#### Exercise
Take the entries below and give them back exactly. Leave out nothing.
#### Data excerpts ####
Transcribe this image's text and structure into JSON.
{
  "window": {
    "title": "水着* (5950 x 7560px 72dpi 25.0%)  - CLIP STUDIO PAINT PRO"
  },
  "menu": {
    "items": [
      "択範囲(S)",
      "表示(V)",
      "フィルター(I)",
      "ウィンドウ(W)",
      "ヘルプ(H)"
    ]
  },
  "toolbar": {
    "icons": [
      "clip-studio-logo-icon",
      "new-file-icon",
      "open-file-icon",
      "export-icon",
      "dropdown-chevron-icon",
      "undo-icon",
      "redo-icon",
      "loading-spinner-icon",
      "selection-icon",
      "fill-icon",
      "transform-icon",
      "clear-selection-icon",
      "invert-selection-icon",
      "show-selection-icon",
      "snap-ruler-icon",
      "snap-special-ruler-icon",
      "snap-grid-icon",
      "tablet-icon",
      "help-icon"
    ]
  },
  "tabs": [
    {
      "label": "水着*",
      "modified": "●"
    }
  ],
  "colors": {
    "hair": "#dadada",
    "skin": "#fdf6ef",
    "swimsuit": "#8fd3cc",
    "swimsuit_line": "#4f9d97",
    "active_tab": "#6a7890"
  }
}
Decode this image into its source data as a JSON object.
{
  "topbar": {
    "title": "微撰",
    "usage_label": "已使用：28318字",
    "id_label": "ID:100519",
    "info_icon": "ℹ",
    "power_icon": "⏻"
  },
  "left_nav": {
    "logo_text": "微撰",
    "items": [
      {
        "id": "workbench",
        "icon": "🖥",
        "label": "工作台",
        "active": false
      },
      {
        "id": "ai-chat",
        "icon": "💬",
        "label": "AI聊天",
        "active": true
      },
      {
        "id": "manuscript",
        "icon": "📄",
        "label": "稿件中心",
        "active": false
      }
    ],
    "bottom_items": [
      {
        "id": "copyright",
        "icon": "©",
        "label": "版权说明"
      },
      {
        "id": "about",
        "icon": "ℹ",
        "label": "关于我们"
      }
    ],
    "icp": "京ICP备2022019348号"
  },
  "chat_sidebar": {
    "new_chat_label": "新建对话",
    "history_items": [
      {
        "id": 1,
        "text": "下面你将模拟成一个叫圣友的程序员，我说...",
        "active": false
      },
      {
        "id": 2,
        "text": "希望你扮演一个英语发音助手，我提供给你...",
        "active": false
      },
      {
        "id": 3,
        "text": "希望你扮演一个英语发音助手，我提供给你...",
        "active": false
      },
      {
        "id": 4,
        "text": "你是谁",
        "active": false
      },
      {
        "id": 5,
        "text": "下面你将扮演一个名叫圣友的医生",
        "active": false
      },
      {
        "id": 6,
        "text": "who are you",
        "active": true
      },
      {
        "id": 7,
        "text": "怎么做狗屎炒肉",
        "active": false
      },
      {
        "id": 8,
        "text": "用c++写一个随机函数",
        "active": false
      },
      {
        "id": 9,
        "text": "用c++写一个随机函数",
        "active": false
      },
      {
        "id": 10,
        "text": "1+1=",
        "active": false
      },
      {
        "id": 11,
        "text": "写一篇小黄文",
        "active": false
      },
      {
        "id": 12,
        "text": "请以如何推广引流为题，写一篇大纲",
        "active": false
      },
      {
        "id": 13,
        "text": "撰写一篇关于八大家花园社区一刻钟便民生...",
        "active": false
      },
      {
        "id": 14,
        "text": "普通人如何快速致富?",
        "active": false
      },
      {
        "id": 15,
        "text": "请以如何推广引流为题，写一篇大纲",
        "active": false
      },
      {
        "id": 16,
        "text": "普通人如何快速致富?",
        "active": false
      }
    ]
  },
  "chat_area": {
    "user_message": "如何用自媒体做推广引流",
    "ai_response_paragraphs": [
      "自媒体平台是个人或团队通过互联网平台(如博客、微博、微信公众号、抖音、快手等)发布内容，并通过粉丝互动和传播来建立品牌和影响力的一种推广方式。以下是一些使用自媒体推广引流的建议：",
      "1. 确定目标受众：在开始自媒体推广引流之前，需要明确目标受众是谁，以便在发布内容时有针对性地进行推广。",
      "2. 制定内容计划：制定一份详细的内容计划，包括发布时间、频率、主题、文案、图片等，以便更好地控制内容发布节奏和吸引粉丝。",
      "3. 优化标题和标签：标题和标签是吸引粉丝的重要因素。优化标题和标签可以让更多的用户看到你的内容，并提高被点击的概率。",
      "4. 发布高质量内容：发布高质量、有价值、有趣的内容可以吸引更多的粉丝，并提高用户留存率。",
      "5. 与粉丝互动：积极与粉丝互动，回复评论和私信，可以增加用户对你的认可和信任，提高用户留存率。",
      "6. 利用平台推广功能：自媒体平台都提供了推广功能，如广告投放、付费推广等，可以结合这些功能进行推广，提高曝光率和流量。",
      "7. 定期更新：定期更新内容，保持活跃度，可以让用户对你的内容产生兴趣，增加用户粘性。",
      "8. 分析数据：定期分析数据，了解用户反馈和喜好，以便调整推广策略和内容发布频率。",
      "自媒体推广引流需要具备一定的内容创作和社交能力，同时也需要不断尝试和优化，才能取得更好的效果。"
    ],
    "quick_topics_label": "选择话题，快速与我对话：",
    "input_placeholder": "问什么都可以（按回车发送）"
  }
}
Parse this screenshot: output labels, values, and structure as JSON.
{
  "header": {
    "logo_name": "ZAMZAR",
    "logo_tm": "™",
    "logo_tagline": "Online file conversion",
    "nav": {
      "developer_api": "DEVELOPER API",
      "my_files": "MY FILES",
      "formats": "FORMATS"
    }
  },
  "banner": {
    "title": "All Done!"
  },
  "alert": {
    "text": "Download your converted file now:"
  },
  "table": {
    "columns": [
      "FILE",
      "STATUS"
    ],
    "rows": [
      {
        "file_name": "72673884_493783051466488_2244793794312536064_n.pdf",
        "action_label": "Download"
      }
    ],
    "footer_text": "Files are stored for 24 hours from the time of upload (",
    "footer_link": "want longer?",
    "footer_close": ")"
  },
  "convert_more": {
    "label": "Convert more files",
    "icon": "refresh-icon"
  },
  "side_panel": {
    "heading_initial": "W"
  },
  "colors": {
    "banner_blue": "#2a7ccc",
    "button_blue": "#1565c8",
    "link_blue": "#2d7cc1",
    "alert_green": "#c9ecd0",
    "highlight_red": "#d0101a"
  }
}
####
#### Reply
Transcribe this image's text and structure into JSON.
{
  "window": {
    "title": "水着* (5950 x 7560px 72dpi 25.0%)  - CLIP STUDIO PAINT PRO"
  },
  "menu": {
    "items": [
      "択範囲(S)",
      "表示(V)",
      "フィルター(I)",
      "ウィンドウ(W)",
      "ヘルプ(H)"
    ]
  },
  "toolbar": {
    "icons": [
      "clip-studio-logo-icon",
      "new-file-icon",
      "open-file-icon",
      "export-icon",
      "dropdown-chevron-icon",
      "undo-icon",
      "redo-icon",
      "loading-spinner-icon",
      "selection-icon",
      "fill-icon",
      "transform-icon",
      "clear-selection-icon",
      "invert-selection-icon",
      "show-selection-icon",
      "snap-ruler-icon",
      "snap-special-ruler-icon",
      "snap-grid-icon",
      "tablet-icon",
      "help-icon"
    ]
  },
  "tabs": [
    {
      "label": "水着*",
      "modified": "●"
    }
  ],
  "colors": {
    "hair": "#dadada",
    "skin": "#fdf6ef",
    "swimsuit": "#8fd3cc",
    "swimsuit_line": "#4f9d97",
    "active_tab": "#6a7890"
  }
}
Decode this image into its source data as a JSON object.
{
  "topbar": {
    "title": "微撰",
    "usage_label": "已使用：28318字",
    "id_label": "ID:100519",
    "info_icon": "ℹ",
    "power_icon": "⏻"
  },
  "left_nav": {
    "logo_text": "微撰",
    "items": [
      {
        "id": "workbench",
        "icon": "🖥",
        "label": "工作台",
        "active": false
      },
      {
        "id": "ai-chat",
        "icon": "💬",
        "label": "AI聊天",
        "active": true
      },
      {
        "id": "manuscript",
        "icon": "📄",
        "label": "稿件中心",
        "active": false
      }
    ],
    "bottom_items": [
      {
        "id": "copyright",
        "icon": "©",
        "label": "版权说明"
      },
      {
        "id": "about",
        "icon": "ℹ",
        "label": "关于我们"
      }
    ],
    "icp": "京ICP备2022019348号"
  },
  "chat_sidebar": {
    "new_chat_label": "新建对话",
    "history_items": [
      {
        "id": 1,
        "text": "下面你将模拟成一个叫圣友的程序员，我说...",
        "active": false
      },
      {
        "id": 2,
        "text": "希望你扮演一个英语发音助手，我提供给你...",
        "active": false
      },
      {
        "id": 3,
        "text": "希望你扮演一个英语发音助手，我提供给你...",
        "active": false
      },
      {
        "id": 4,
        "text": "你是谁",
        "active": false
      },
      {
        "id": 5,
        "text": "下面你将扮演一个名叫圣友的医生",
        "active": false
      },
      {
        "id": 6,
        "text": "who are you",
        "active": true
      },
      {
        "id": 7,
        "text": "怎么做狗屎炒肉",
        "active": false
      },
      {
        "id": 8,
        "text": "用c++写一个随机函数",
        "active": false
      },
      {
        "id": 9,
        "text": "用c++写一个随机函数",
        "active": false
      },
      {
        "id": 10,
        "text": "1+1=",
        "active": false
      },
      {
        "id": 11,
        "text": "写一篇小黄文",
        "active": false
      },
      {
        "id": 12,
        "text": "请以如何推广引流为题，写一篇大纲",
        "active": false
      },
      {
        "id": 13,
        "text": "撰写一篇关于八大家花园社区一刻钟便民生...",
        "active": false
      },
      {
        "id": 14,
        "text": "普通人如何快速致富?",
        "active": false
      },
      {
        "id": 15,
        "text": "请以如何推广引流为题，写一篇大纲",
        "active": false
      },
      {
        "id": 16,
        "text": "普通人如何快速致富?",
        "active": false
      }
    ]
  },
  "chat_area": {
    "user_message": "如何用自媒体做推广引流",
    "ai_response_paragraphs": [
      "自媒体平台是个人或团队通过互联网平台(如博客、微博、微信公众号、抖音、快手等)发布内容，并通过粉丝互动和传播来建立品牌和影响力的一种推广方式。以下是一些使用自媒体推广引流的建议：",
      "1. 确定目标受众：在开始自媒体推广引流之前，需要明确目标受众是谁，以便在发布内容时有针对性地进行推广。",
      "2. 制定内容计划：制定一份详细的内容计划，包括发布时间、频率、主题、文案、图片等，以便更好地控制内容发布节奏和吸引粉丝。",
      "3. 优化标题和标签：标题和标签是吸引粉丝的重要因素。优化标题和标签可以让更多的用户看到你的内容，并提高被点击的概率。",
      "4. 发布高质量内容：发布高质量、有价值、有趣的内容可以吸引更多的粉丝，并提高用户留存率。",
      "5. 与粉丝互动：积极与粉丝互动，回复评论和私信，可以增加用户对你的认可和信任，提高用户留存率。",
      "6. 利用平台推广功能：自媒体平台都提供了推广功能，如广告投放、付费推广等，可以结合这些功能进行推广，提高曝光率和流量。",
      "7. 定期更新：定期更新内容，保持活跃度，可以让用户对你的内容产生兴趣，增加用户粘性。",
      "8. 分析数据：定期分析数据，了解用户反馈和喜好，以便调整推广策略和内容发布频率。",
      "自媒体推广引流需要具备一定的内容创作和社交能力，同时也需要不断尝试和优化，才能取得更好的效果。"
    ],
    "quick_topics_label": "选择话题，快速与我对话：",
    "input_placeholder": "问什么都可以（按回车发送）"
  }
}
Parse this screenshot: output labels, values, and structure as JSON.
{
  "header": {
    "logo_name": "ZAMZAR",
    "logo_tm": "™",
    "logo_tagline": "Online file conversion",
    "nav": {
      "developer_api": "DEVELOPER API",
      "my_files": "MY FILES",
      "formats": "FORMATS"
    }
  },
  "banner": {
    "title": "All Done!"
  },
  "alert": {
    "text": "Download your converted file now:"
  },
  "table": {
    "columns": [
      "FILE",
      "STATUS"
    ],
    "rows": [
      {
        "file_name": "72673884_493783051466488_2244793794312536064_n.pdf",
        "action_label": "Download"
      }
    ],
    "footer_text": "Files are stored for 24 hours from the time of upload (",
    "footer_link": "want longer?",
    "footer_close": ")"
  },
  "convert_more": {
    "label": "Convert more files",
    "icon": "refresh-icon"
  },
  "side_panel": {
    "heading_initial": "W"
  },
  "colors": {
    "banner_blue": "#2a7ccc",
    "button_blue": "#1565c8",
    "link_blue": "#2d7cc1",
    "alert_green": "#c9ecd0",
    "highlight_red": "#d0101a"
  }
}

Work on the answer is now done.